# 1985 AHSME Problems/Problem 30

## Problem

Let $\left\lfloor x\right\rfloor$ be the greatest integer less than or equal to $x$. Then the number of real solutions to $4x^2-40\left\lfloor x\right\rfloor+51 = 0$ is

$\mathrm{(A)\ } 0 \qquad \mathrm{(B) \ }1 \qquad \mathrm{(C) \ } 2 \qquad \mathrm{(D) \ } 3 \qquad \mathrm{(E) \ }4$

## Solution

We rearrange the equation as $4x^2 = 40\left\lfloor x\right\rfloor-51$, where the right-hand side is now clearly an integer, meaning that $4x^2 = n$ for some non-negative integer $n$. Therefore, in the case where $x \geq 0$, substituting $x = \frac{\sqrt{n}}{2}$ gives $$40\left\lfloor\frac{\sqrt{n}}{2}\right\rfloor-51 = n.$$ To proceed, let $a$ be the unique non-negative integer such that $a \leq \frac{\sqrt{n}}{2} < a+1$, so that \begin{align*}&\left\lfloor \frac{\sqrt{n}}{2}\right\rfloor = a, \text{ and} \\ &4a^2 \leq n < 4a^2+8a+4,\end{align*} and our equation reduces to $$40a-51 = n.$$

The above inequalities therefore become $$4a^2 \leq 40a-51 < 4a^2+8a+4 \iff 4a^2-40a+51 < 0 \text{ and } 4a^2-32a+55 > 0,$$ where the first inequality can now be rewritten as $(2a-10)^2 \leq 49$, i.e. $\left\lvert 2a-10\right\rvert \leq 7$. Since $(2a-10)$ is even for all integers $a$, we must in fact have \begin{align*}\left\lvert 2a-10\right\rvert \leq 6 &\iff \left\lvert a-5\right\rvert \leq 3 \\ &\iff 2 \leq a \leq 8.\end{align*} The second inequality similarly simplifies to $(2a-8)^2 > 9$, i.e. $\left\lvert 2a-8\right\rvert > 3$. As $(2a-8)$ is even, this is equivalent to \begin{align*}\left\lvert 2a-8 \right\rvert \geq 4 &\iff \left\lvert a-4\right\rvert \geq 2 \\ &\iff a \geq 6 \text{ or } a \leq 2,\end{align*} so the values of $a$ satisfying both inequalities are $2$, $6$, $7$, and $8$. Since $n = 40a-51$, each of these distinct values of $a$ gives a distinct solution for $n$, and thus for $x = \frac{\sqrt{n}}{2}$, giving a total of $4$ solutions in the $x \geq 0$ case.

As $4$ is already the largest of the answer choices, this suffices to show that the answer is $\text{(E)}$, but for completeness, we will show that the $x < 0$ case indeed gives no other solutions.

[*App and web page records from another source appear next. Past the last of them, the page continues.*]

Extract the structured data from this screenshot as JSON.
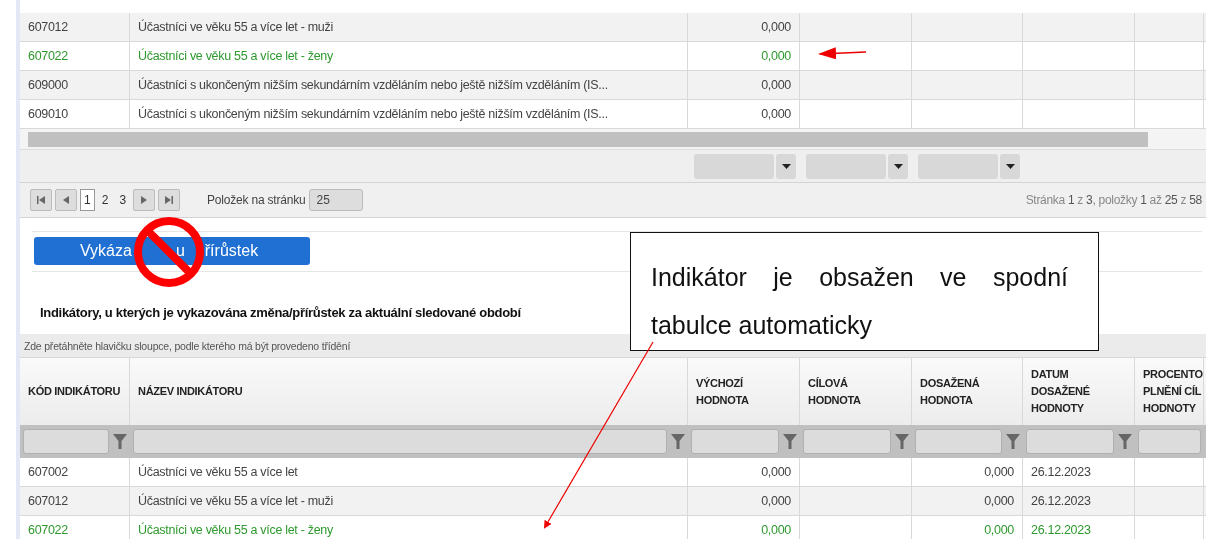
{
  "top_table": {
    "rows": [
      {
        "code": "607012",
        "name": "Účastníci ve věku 55 a více let - muži",
        "value": "0,000",
        "highlighted": false
      },
      {
        "code": "607022",
        "name": "Účastníci ve věku 55 a více let - ženy",
        "value": "0,000",
        "highlighted": true
      },
      {
        "code": "609000",
        "name": "Účastníci s ukončeným nižším sekundárním vzděláním nebo ještě nižším vzděláním (IS...",
        "value": "0,000",
        "highlighted": false
      },
      {
        "code": "609010",
        "name": "Účastníci s ukončeným nižším sekundárním vzděláním nebo ještě nižším vzděláním (IS...",
        "value": "0,000",
        "highlighted": false
      }
    ]
  },
  "pager": {
    "pages": [
      {
        "label": "1",
        "selected": true
      },
      {
        "label": "2",
        "selected": false
      },
      {
        "label": "3",
        "selected": false
      }
    ],
    "page_size_label": "Položek na stránku",
    "page_size": "25",
    "summary": "Stránka **1** z **3**, položky **1** až **25** z **58**"
  },
  "action_button": {
    "label_parts": [
      "Vykáza",
      "u",
      "řírůstek"
    ]
  },
  "section_title": "Indikátory, u kterých je vykazována změna/přírůstek za aktuální sledované období",
  "group_hint": "Zde přetáhněte hlavičku sloupce, podle kterého má být provedeno třídění",
  "bottom_table": {
    "columns": [
      "KÓD INDIKÁTORU",
      "NÁZEV INDIKÁTORU",
      "VÝCHOZÍ HODNOTA",
      "CÍLOVÁ HODNOTA",
      "DOSAŽENÁ HODNOTA",
      "DATUM DOSAŽENÉ HODNOTY",
      "PROCENTO PLNĚNÍ CÍL HODNOTY"
    ],
    "rows": [
      {
        "code": "607002",
        "name": "Účastníci ve věku 55 a více let",
        "baseline": "0,000",
        "achieved": "0,000",
        "date": "26.12.2023",
        "highlighted": false
      },
      {
        "code": "607012",
        "name": "Účastníci ve věku 55 a více let - muži",
        "baseline": "0,000",
        "achieved": "0,000",
        "date": "26.12.2023",
        "highlighted": false
      },
      {
        "code": "607022",
        "name": "Účastníci ve věku 55 a více let - ženy",
        "baseline": "0,000",
        "achieved": "0,000",
        "date": "26.12.2023",
        "highlighted": true
      }
    ]
  },
  "callout": {
    "text": "Indikátor je obsažen ve spodní tabulce automaticky"
  }
}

If $x = -\frac{\sqrt{n}}{2}$ (and so $n > 0$), we require $$40\left\lfloor -\frac{\sqrt{n}}{2}\right\rfloor-51 = n,$$ and recalling that $\left\lfloor -x\right\rfloor = -\left\lceil x\right\rceil$ for all $x$, this equation can be rewritten as $$-40\left\lceil \frac{\sqrt{n}}{2}\right\rceil-51 = n.$$ Since $n$ is positive, the least possible value of $\left\lceil \frac{\sqrt{n}}{2}\right\rceil$ is $1$, but this means \begin{align*}n &= -40\left\lceil\frac{\sqrt{n}}{2}\right\rceil-51 \\ &\leq -40 \cdot 1 - 51 \\ &= -91,\end{align*} which is a contradiction. Therefore the $x < 0$ case indeed gives no further solutions, confirming that the total number of solutions is precisely $\boxed{\text{(E)} \ 4}$.